Van Meter attends classes at University College at Ellsworth, part of the Hancock County Higher Education Center. According to Bonnie Sparks, Director of the center, Van Meter’s sense of humor and trust in others have enriched that center’s community and helped to deepen its staff’s understanding of what it means to offer access to college.
“Jake’s determination challenges me to be a constant champion of access to a college education for all people,” Sparks says. “He has taught me that the most difficult barriers are often not the most obvious. In the classroom, virtual or onsite, Jake is the gold standard for engagement; he challenges us as educators to consider how we teach, how students learn and how we assess that learning.”
The non-traditional student body at the center offers an acceptance of differences often not found on a traditional campus.
“It’s a good environment for Jake,” Elliott said. “There is a kind of bonding that goes on among students there.”
Van Meter has sampled the range of course modalities –ITV, online and on-site. He has four classes left in his associate’s degree program in Mental Health and Human Services, but he may complete the six courses needed to earn the certificate as well.

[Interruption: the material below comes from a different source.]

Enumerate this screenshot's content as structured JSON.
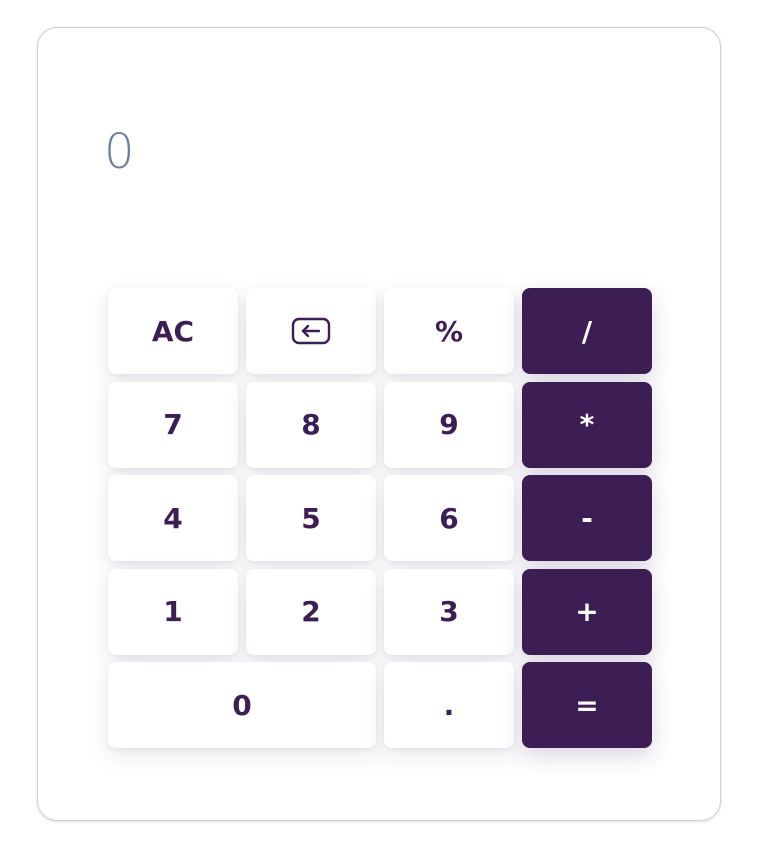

Elliott hopes that after graduation improved communication devices will allow her son to get employment in his field. She knows that his experiences learning to make independent decisions and insisting on equality in dealing with caregivers are valuable skills in and of themselves and make Jake uniquely qualified to help others like himself find a measure of independence.
“Being disabled and dependent is not a situation anyone wants to be in,” said Elliott.